30. “New England.”  In: John Smith. A description of NewEngland.  London, 1616, and in:  The generall historie of Virginia, New=England, and the Summer Isles.  London, 1631.

In 1614 the Plymouth Company sent John Smith on a reconnaissance voyage along the coast of what was then called northern Virginia.  One of his directives was to scout sites for future plantations.  Based upon his explorations Smith drew the map shown here, which was first published in 1616.  In order to “domesticate” the land and make it more appealing to potential investors and settlers, Smith replaced the native place names with English ones.  Only three of Smith’s names remain in the same place on the landscape today.  Plymouth and Cape Ann in Massachusetts, and Cape Elizabeth in Maine.
In fact, Smith took as much liberty with his own appearance as he did with native place names.  As this popular map was reissued over the years, Smith’s image altered as well.  State 4 of the plate is on the left; state 7 (with Smith in full glory) is on the right.  As time went on, Smith developed a fine head of hair, sported a more luxurious beard, and showed himself off in fancier clothes. 
31. “Novae Terrae.”  In:  A relation of Maryland.  [London], 1635. 

The first group of about 150 settlers—gentlemen adventurers, Jesuit priests, and ordinary people to work the land—sailed to Lord Baltimore’s Maryland in 1632.  Although the colony seemed to be off to a good start, the proprietor realized that regular infusions of money, settlers, and supplies would be required to keep his investment viable.  As soon as he received word by return ship that the colonists had arrived safely in Maryland and had begun to establish themselves,  Baltimore kept up the momentum by publishing a second promotional tract.  This contained the first printed map of Maryland so that people could visualize the advantages of the new settlement.

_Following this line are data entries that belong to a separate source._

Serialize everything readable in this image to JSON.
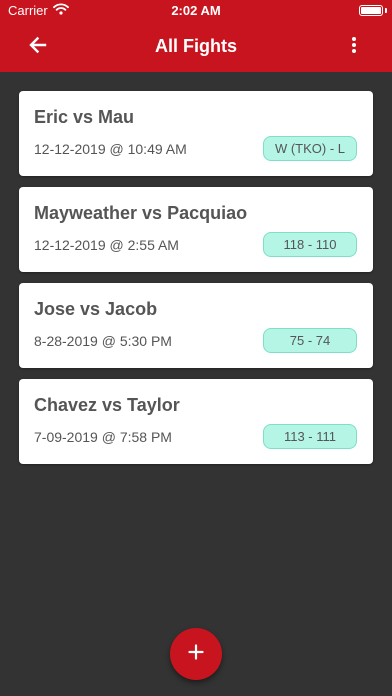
{
  "status_bar": {
    "carrier": "Carrier",
    "time": "2:02 AM"
  },
  "nav": {
    "title": "All Fights",
    "back_icon": "arrow-left-icon",
    "menu_icon": "more-vertical-icon"
  },
  "fights": [
    {
      "title": "Eric vs Mau",
      "date": "12-12-2019 @ 10:49 AM",
      "score": "W (TKO) - L"
    },
    {
      "title": "Mayweather vs Pacquiao",
      "date": "12-12-2019 @ 2:55 AM",
      "score": "118 - 110"
    },
    {
      "title": "Jose vs Jacob",
      "date": "8-28-2019 @ 5:30 PM",
      "score": "75 - 74"
    },
    {
      "title": "Chavez vs Taylor",
      "date": "7-09-2019 @ 7:58 PM",
      "score": "113 - 111"
    }
  ],
  "fab": {
    "icon": "plus-icon"
  },
  "colors": {
    "primary": "#c8141e",
    "background": "#333333",
    "card": "#ffffff",
    "score_badge": "#b4f5e6",
    "score_badge_border": "#7ce0c6",
    "text": "#555555"
  }
}
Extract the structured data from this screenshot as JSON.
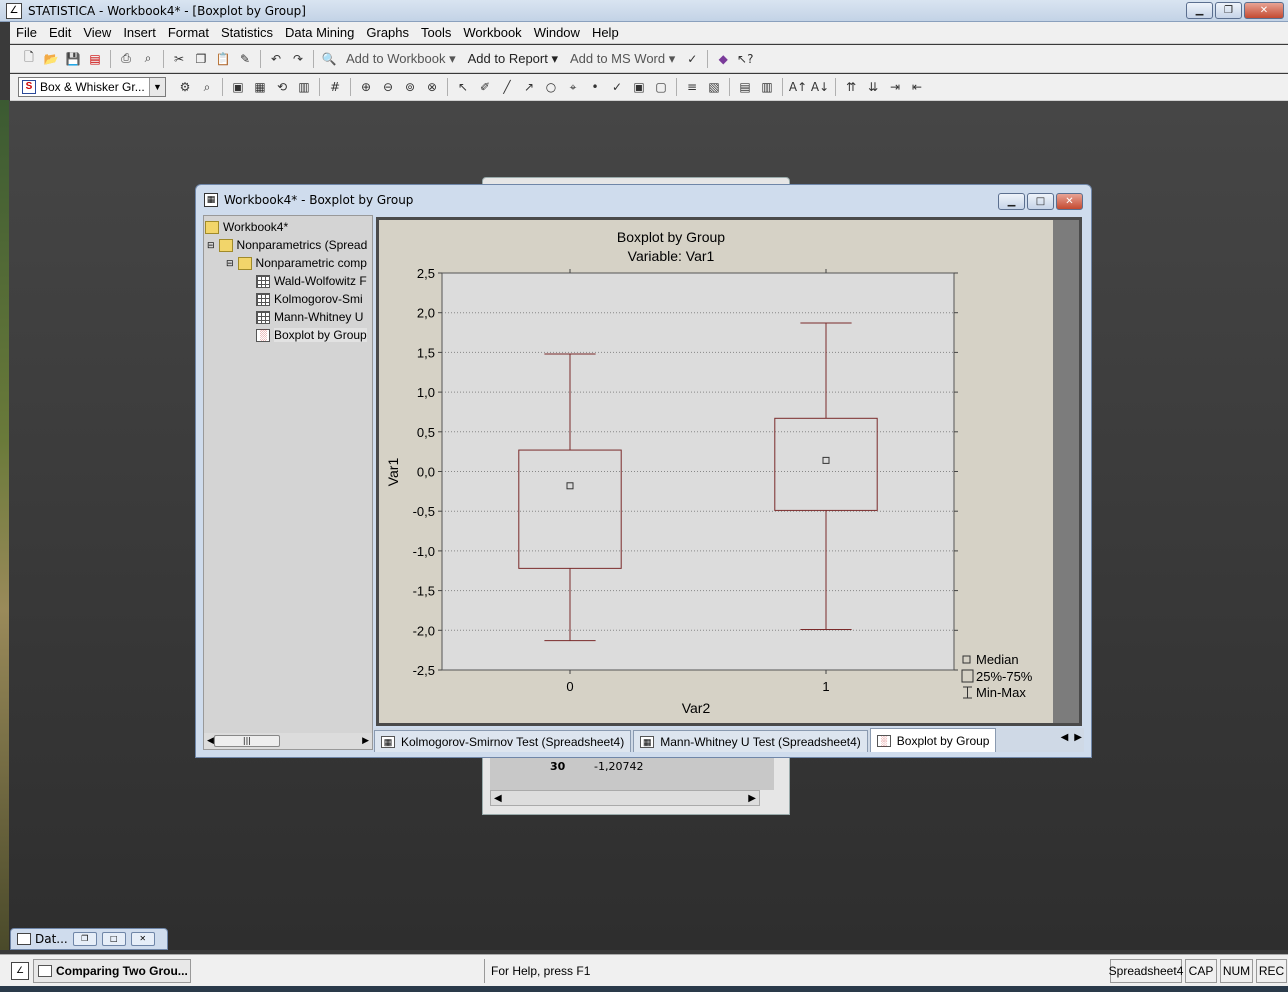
{
  "app": {
    "title": "STATISTICA - Workbook4* - [Boxplot by Group]"
  },
  "menu": [
    "File",
    "Edit",
    "View",
    "Insert",
    "Format",
    "Statistics",
    "Data Mining",
    "Graphs",
    "Tools",
    "Workbook",
    "Window",
    "Help"
  ],
  "toolbar1": {
    "add_to_workbook": "Add to Workbook",
    "add_to_report": "Add to Report",
    "add_to_ms_word": "Add to MS Word"
  },
  "toolbar2": {
    "graph_type_select": "Box & Whisker Gr..."
  },
  "background_sheet": {
    "row_number": "30",
    "cell_value": "-1,20742"
  },
  "workbook_window": {
    "title": "Workbook4* - Boxplot by Group",
    "tree": [
      {
        "label": "Workbook4*",
        "type": "folder"
      },
      {
        "label": "Nonparametrics (Spread",
        "type": "folder"
      },
      {
        "label": "Nonparametric comp",
        "type": "folder"
      },
      {
        "label": "Wald-Wolfowitz F",
        "type": "sheet"
      },
      {
        "label": "Kolmogorov-Smi",
        "type": "sheet"
      },
      {
        "label": "Mann-Whitney U",
        "type": "sheet"
      },
      {
        "label": "Boxplot by Group",
        "type": "graph"
      }
    ],
    "tabs": [
      {
        "label": "Kolmogorov-Smirnov Test (Spreadsheet4)",
        "active": false
      },
      {
        "label": "Mann-Whitney U Test (Spreadsheet4)",
        "active": false
      },
      {
        "label": "Boxplot by Group",
        "active": true
      }
    ]
  },
  "chart_data": {
    "type": "boxplot",
    "title": "Boxplot by Group",
    "subtitle": "Variable: Var1",
    "xlabel": "Var2",
    "ylabel": "Var1",
    "ylim": [
      -2.5,
      2.5
    ],
    "ytick_labels": [
      "2,5",
      "2,0",
      "1,5",
      "1,0",
      "0,5",
      "0,0",
      "-0,5",
      "-1,0",
      "-1,5",
      "-2,0",
      "-2,5"
    ],
    "yticks": [
      2.5,
      2.0,
      1.5,
      1.0,
      0.5,
      0.0,
      -0.5,
      -1.0,
      -1.5,
      -2.0,
      -2.5
    ],
    "grid": true,
    "categories": [
      "0",
      "1"
    ],
    "boxes": [
      {
        "category": "0",
        "min": -2.13,
        "q1": -1.22,
        "median": -0.18,
        "q3": 0.27,
        "max": 1.48
      },
      {
        "category": "1",
        "min": -1.99,
        "q1": -0.49,
        "median": 0.14,
        "q3": 0.67,
        "max": 1.87
      }
    ],
    "legend": {
      "placement": "bottom-right",
      "entries": [
        "Median",
        "25%-75%",
        "Min-Max"
      ]
    },
    "colors": {
      "box": "#7a2a2a",
      "plot_bg": "#dcdcdc",
      "frame_bg": "#d6d2c6"
    }
  },
  "minimized_window": {
    "title": "Dat..."
  },
  "statusbar": {
    "task": "Comparing Two Grou...",
    "help": "For Help, press F1",
    "panels": [
      "Spreadsheet4",
      "CAP",
      "NUM",
      "REC"
    ]
  }
}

32. “A plan representing the form of settling the districts, or county divisioins in the Margravate of Azilia.”  In: Robert Mountgomery. A discourse concerning the design’d establishment of a new colony to the south of Carolina.  London, 1717. The English colonies were often exposed to hostile action, not only from the French and their Native American allies to the west and north, but also from the Spanish and their allies to the south.  Sir Robert Mountgomery, an English aristocrat, proposed a buffer colony in the area that was to become Georgia.  He called it the “Margravate of Azilia,” Azilia was planned as an ideal European “fortress” community, designed to integrate rural and urban activities.  At the center was the Margrave’s residence, with four large deer parks and a “green belt” that separated the country from the settled area.  For security, a continuous line of fortifications was proposed, instead of isolated forts.  The settlement never progressed beyond the planning stage, perhaps because potential settlers didn’t see that being a “buffer” was a positive reason to emigrate to the New World.  
33.“Map of the State of Kentucky.  Plan of  Franklinville.”  In:  William Winterbotham.  An historical, geographical, commercial, and philosophical view of the United States.  London, 1794.  vol. 4.  

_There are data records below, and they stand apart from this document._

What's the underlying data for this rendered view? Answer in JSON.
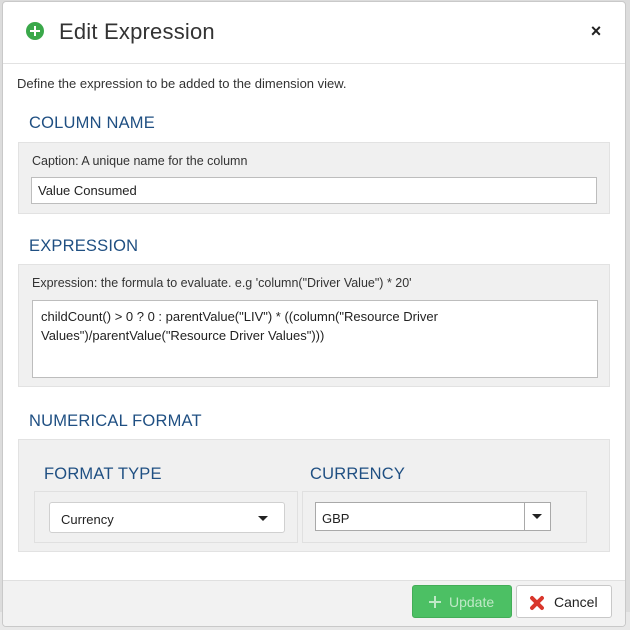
{
  "dialog": {
    "title": "Edit Expression",
    "title_icon": "plus-circle-icon",
    "close_glyph": "×",
    "intro": "Define the expression to be added to the dimension view."
  },
  "column_name": {
    "heading": "COLUMN NAME",
    "caption_label": "Caption: A unique name for the column",
    "caption_value": "Value Consumed"
  },
  "expression": {
    "heading": "EXPRESSION",
    "label": "Expression: the formula to evaluate. e.g 'column(\"Driver Value\") * 20'",
    "value": "childCount() > 0 ? 0 : parentValue(\"LIV\") * ((column(\"Resource Driver Values\")/parentValue(\"Resource Driver Values\")))"
  },
  "numerical_format": {
    "heading": "NUMERICAL FORMAT",
    "format_type": {
      "heading": "FORMAT TYPE",
      "selected": "Currency"
    },
    "currency": {
      "heading": "CURRENCY",
      "selected": "GBP"
    }
  },
  "footer": {
    "update_label": "Update",
    "cancel_label": "Cancel"
  },
  "colors": {
    "heading": "#1f4f82",
    "update_button": "#4cc064",
    "cancel_icon": "#d9362b",
    "title_icon": "#3aa84a"
  }
}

34. "Plan of Lystra in Nelson County, Kentucky," . In:  William Winterbotham (see above).

A group of speculators, probably English, promoted land sales in central Kentucky for the proposed towns of Lystra, Franklinville, and Ohiopiomingo. The chief publicist for the venture was William Winterbotham, author of an ambitious four-volume general history of North America. Winterbotham’s description of the United States may have been accurate, but his primary interest emerged in his description of Kentucky, which bordered on the lyrical (and the only town plans in this work were those of his proposed Kentucky settlements). Winterbotham’s prose may have brought these Kentucky towns alive for his readers, but Lystra, Franklinville, and Ohiopiomingo never existed, except on paper.
  Exhibition prepared by susan danforth.
on view in the reading room from January 27 to april 23, 2010